_Work item_.
Leaving out the images, please output every entry exactly as it appears.

App and web page records

§

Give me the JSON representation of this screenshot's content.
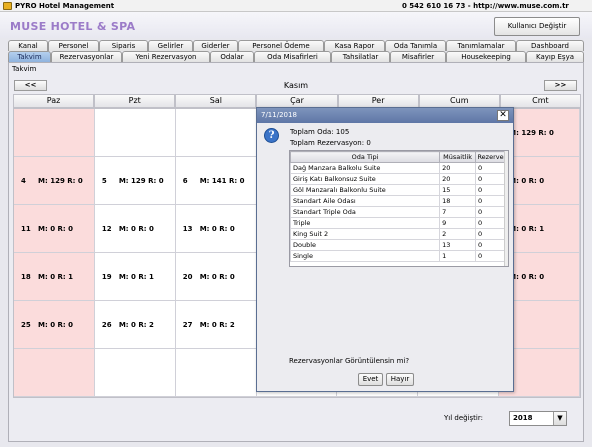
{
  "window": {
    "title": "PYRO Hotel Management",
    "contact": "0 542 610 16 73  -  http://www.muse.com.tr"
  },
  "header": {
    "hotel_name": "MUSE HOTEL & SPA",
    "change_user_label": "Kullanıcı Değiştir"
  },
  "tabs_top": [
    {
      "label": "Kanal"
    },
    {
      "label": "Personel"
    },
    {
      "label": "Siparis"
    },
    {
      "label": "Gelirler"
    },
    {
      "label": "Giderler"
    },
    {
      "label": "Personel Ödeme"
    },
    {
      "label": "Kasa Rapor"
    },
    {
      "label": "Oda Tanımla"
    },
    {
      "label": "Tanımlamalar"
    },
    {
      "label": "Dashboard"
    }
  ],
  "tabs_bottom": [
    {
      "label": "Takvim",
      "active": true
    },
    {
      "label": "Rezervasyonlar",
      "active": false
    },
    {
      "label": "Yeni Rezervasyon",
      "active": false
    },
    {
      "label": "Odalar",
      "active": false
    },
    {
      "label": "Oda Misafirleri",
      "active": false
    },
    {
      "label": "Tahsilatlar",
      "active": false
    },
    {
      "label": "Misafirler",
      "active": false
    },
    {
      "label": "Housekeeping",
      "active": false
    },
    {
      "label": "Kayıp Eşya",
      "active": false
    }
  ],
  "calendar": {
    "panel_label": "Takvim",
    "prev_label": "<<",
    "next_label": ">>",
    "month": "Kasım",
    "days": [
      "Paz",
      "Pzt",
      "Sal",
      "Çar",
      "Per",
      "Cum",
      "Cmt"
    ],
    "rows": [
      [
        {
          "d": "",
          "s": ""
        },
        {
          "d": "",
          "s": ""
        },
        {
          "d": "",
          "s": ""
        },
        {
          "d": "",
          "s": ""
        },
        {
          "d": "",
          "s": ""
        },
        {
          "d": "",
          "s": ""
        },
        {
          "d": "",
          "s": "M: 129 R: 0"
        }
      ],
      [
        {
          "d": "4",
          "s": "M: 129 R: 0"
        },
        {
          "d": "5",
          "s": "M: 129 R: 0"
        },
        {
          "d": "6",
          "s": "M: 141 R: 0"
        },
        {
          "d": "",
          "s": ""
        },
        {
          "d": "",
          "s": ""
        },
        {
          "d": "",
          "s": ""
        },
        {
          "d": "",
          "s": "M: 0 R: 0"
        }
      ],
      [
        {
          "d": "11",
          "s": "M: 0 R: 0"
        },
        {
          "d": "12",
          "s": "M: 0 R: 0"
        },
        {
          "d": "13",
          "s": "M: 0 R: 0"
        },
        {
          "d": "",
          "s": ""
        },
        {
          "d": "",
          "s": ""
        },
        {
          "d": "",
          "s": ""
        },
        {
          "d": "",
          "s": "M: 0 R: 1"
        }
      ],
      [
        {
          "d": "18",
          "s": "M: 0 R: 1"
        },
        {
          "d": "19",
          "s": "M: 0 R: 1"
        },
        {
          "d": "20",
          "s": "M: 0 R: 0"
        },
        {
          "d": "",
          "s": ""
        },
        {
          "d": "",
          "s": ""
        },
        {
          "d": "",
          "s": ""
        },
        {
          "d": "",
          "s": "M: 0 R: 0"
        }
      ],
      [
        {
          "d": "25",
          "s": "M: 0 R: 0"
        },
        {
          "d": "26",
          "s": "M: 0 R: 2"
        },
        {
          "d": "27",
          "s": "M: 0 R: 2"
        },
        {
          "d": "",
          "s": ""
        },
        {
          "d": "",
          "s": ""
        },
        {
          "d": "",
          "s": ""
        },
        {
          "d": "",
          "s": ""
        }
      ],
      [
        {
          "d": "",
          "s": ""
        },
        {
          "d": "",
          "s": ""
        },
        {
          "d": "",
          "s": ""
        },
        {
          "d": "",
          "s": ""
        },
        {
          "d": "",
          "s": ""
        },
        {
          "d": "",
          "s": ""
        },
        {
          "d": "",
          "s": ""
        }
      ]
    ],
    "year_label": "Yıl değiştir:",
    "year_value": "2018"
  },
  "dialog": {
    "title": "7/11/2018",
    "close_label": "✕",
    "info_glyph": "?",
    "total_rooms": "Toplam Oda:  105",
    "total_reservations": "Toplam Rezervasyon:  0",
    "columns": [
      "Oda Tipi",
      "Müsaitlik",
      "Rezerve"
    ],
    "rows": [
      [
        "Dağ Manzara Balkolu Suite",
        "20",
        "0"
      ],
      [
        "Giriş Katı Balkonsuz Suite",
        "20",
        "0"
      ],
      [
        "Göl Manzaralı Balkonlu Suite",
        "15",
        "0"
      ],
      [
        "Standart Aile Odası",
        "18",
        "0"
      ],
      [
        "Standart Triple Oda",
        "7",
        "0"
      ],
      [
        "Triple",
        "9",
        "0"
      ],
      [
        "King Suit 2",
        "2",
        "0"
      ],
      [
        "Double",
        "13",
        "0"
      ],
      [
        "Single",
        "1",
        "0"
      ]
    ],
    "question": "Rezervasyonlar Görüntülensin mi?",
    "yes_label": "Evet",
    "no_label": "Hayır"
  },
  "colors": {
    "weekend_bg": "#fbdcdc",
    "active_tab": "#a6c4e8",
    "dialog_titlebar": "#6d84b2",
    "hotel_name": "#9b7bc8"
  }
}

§

_Exercise answer_.
Give me the JSON representation of this screenshot's content.
{
  "window": {
    "title": "PYRO Hotel Management",
    "contact": "0 542 610 16 73  -  http://www.muse.com.tr"
  },
  "header": {
    "hotel_name": "MUSE HOTEL & SPA",
    "change_user_label": "Kullanıcı Değiştir"
  },
  "tabs_top": [
    {
      "label": "Kanal"
    },
    {
      "label": "Personel"
    },
    {
      "label": "Siparis"
    },
    {
      "label": "Gelirler"
    },
    {
      "label": "Giderler"
    },
    {
      "label": "Personel Ödeme"
    },
    {
      "label": "Kasa Rapor"
    },
    {
      "label": "Oda Tanımla"
    },
    {
      "label": "Tanımlamalar"
    },
    {
      "label": "Dashboard"
    }
  ],
  "tabs_bottom": [
    {
      "label": "Takvim",
      "active": true
    },
    {
      "label": "Rezervasyonlar",
      "active": false
    },
    {
      "label": "Yeni Rezervasyon",
      "active": false
    },
    {
      "label": "Odalar",
      "active": false
    },
    {
      "label": "Oda Misafirleri",
      "active": false
    },
    {
      "label": "Tahsilatlar",
      "active": false
    },
    {
      "label": "Misafirler",
      "active": false
    },
    {
      "label": "Housekeeping",
      "active": false
    },
    {
      "label": "Kayıp Eşya",
      "active": false
    }
  ],
  "calendar": {
    "panel_label": "Takvim",
    "prev_label": "<<",
    "next_label": ">>",
    "month": "Kasım",
    "days": [
      "Paz",
      "Pzt",
      "Sal",
      "Çar",
      "Per",
      "Cum",
      "Cmt"
    ],
    "rows": [
      [
        {
          "d": "",
          "s": ""
        },
        {
          "d": "",
          "s": ""
        },
        {
          "d": "",
          "s": ""
        },
        {
          "d": "",
          "s": ""
        },
        {
          "d": "",
          "s": ""
        },
        {
          "d": "",
          "s": ""
        },
        {
          "d": "",
          "s": "M: 129 R: 0"
        }
      ],
      [
        {
          "d": "4",
          "s": "M: 129 R: 0"
        },
        {
          "d": "5",
          "s": "M: 129 R: 0"
        },
        {
          "d": "6",
          "s": "M: 141 R: 0"
        },
        {
          "d": "",
          "s": ""
        },
        {
          "d": "",
          "s": ""
        },
        {
          "d": "",
          "s": ""
        },
        {
          "d": "",
          "s": "M: 0 R: 0"
        }
      ],
      [
        {
          "d": "11",
          "s": "M: 0 R: 0"
        },
        {
          "d": "12",
          "s": "M: 0 R: 0"
        },
        {
          "d": "13",
          "s": "M: 0 R: 0"
        },
        {
          "d": "",
          "s": ""
        },
        {
          "d": "",
          "s": ""
        },
        {
          "d": "",
          "s": ""
        },
        {
          "d": "",
          "s": "M: 0 R: 1"
        }
      ],
      [
        {
          "d": "18",
          "s": "M: 0 R: 1"
        },
        {
          "d": "19",
          "s": "M: 0 R: 1"
        },
        {
          "d": "20",
          "s": "M: 0 R: 0"
        },
        {
          "d": "",
          "s": ""
        },
        {
          "d": "",
          "s": ""
        },
        {
          "d": "",
          "s": ""
        },
        {
          "d": "",
          "s": "M: 0 R: 0"
        }
      ],
      [
        {
          "d": "25",
          "s": "M: 0 R: 0"
        },
        {
          "d": "26",
          "s": "M: 0 R: 2"
        },
        {
          "d": "27",
          "s": "M: 0 R: 2"
        },
        {
          "d": "",
          "s": ""
        },
        {
          "d": "",
          "s": ""
        },
        {
          "d": "",
          "s": ""
        },
        {
          "d": "",
          "s": ""
        }
      ],
      [
        {
          "d": "",
          "s": ""
        },
        {
          "d": "",
          "s": ""
        },
        {
          "d": "",
          "s": ""
        },
        {
          "d": "",
          "s": ""
        },
        {
          "d": "",
          "s": ""
        },
        {
          "d": "",
          "s": ""
        },
        {
          "d": "",
          "s": ""
        }
      ]
    ],
    "year_label": "Yıl değiştir:",
    "year_value": "2018"
  },
  "dialog": {
    "title": "7/11/2018",
    "close_label": "✕",
    "info_glyph": "?",
    "total_rooms": "Toplam Oda:  105",
    "total_reservations": "Toplam Rezervasyon:  0",
    "columns": [
      "Oda Tipi",
      "Müsaitlik",
      "Rezerve"
    ],
    "rows": [
      [
        "Dağ Manzara Balkolu Suite",
        "20",
        "0"
      ],
      [
        "Giriş Katı Balkonsuz Suite",
        "20",
        "0"
      ],
      [
        "Göl Manzaralı Balkonlu Suite",
        "15",
        "0"
      ],
      [
        "Standart Aile Odası",
        "18",
        "0"
      ],
      [
        "Standart Triple Oda",
        "7",
        "0"
      ],
      [
        "Triple",
        "9",
        "0"
      ],
      [
        "King Suit 2",
        "2",
        "0"
      ],
      [
        "Double",
        "13",
        "0"
      ],
      [
        "Single",
        "1",
        "0"
      ]
    ],
    "question": "Rezervasyonlar Görüntülensin mi?",
    "yes_label": "Evet",
    "no_label": "Hayır"
  },
  "colors": {
    "weekend_bg": "#fbdcdc",
    "active_tab": "#a6c4e8",
    "dialog_titlebar": "#6d84b2",
    "hotel_name": "#9b7bc8"
  }
}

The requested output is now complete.